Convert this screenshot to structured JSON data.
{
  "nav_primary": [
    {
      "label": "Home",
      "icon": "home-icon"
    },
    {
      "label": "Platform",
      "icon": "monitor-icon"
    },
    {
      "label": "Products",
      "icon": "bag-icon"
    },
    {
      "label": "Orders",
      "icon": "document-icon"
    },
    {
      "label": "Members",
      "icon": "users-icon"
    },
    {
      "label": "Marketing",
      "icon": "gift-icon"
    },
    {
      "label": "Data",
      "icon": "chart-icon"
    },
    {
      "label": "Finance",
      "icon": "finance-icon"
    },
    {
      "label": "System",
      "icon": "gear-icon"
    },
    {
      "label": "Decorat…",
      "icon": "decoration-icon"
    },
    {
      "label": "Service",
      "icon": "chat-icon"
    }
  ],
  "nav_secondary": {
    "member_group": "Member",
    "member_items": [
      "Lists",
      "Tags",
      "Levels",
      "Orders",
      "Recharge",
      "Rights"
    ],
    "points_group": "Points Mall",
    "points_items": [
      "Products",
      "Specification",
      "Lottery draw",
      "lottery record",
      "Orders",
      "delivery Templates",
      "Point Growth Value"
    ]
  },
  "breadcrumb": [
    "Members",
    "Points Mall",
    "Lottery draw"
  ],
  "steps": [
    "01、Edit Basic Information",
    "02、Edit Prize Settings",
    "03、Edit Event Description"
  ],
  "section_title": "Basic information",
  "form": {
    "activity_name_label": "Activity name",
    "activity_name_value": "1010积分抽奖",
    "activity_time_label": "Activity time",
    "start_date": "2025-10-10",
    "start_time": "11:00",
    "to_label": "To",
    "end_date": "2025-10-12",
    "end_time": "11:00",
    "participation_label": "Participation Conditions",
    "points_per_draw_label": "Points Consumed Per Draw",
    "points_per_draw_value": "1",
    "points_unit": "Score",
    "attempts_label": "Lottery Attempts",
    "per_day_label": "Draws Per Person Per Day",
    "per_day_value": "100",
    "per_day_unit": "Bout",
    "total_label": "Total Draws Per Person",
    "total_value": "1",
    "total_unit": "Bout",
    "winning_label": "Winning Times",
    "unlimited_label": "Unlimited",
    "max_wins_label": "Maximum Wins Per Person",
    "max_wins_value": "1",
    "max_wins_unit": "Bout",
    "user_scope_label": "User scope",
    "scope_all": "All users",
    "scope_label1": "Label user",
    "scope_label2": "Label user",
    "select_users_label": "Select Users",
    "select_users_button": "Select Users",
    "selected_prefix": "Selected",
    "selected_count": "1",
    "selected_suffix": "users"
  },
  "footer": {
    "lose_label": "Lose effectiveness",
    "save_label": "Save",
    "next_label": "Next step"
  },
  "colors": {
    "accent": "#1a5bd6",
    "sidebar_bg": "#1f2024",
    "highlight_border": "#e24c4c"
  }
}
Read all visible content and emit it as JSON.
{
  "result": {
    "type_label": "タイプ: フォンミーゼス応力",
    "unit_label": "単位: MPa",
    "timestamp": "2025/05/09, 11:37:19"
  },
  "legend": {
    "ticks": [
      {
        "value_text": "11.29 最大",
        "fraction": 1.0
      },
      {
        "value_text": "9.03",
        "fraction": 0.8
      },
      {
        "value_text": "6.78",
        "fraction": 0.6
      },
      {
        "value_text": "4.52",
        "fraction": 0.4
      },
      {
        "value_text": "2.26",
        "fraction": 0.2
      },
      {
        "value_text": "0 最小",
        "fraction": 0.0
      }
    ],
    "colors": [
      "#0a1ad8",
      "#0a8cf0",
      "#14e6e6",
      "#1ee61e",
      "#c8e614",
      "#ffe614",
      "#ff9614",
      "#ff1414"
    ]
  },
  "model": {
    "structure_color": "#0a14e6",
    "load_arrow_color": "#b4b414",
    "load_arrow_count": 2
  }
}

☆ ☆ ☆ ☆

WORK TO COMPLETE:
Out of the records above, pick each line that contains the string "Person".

COMPLETED EXERCISE:
    "per_day_label": "Draws Per Person Per Day",
    "total_label": "Total Draws Per Person",
    "max_wins_label": "Maximum Wins Per Person",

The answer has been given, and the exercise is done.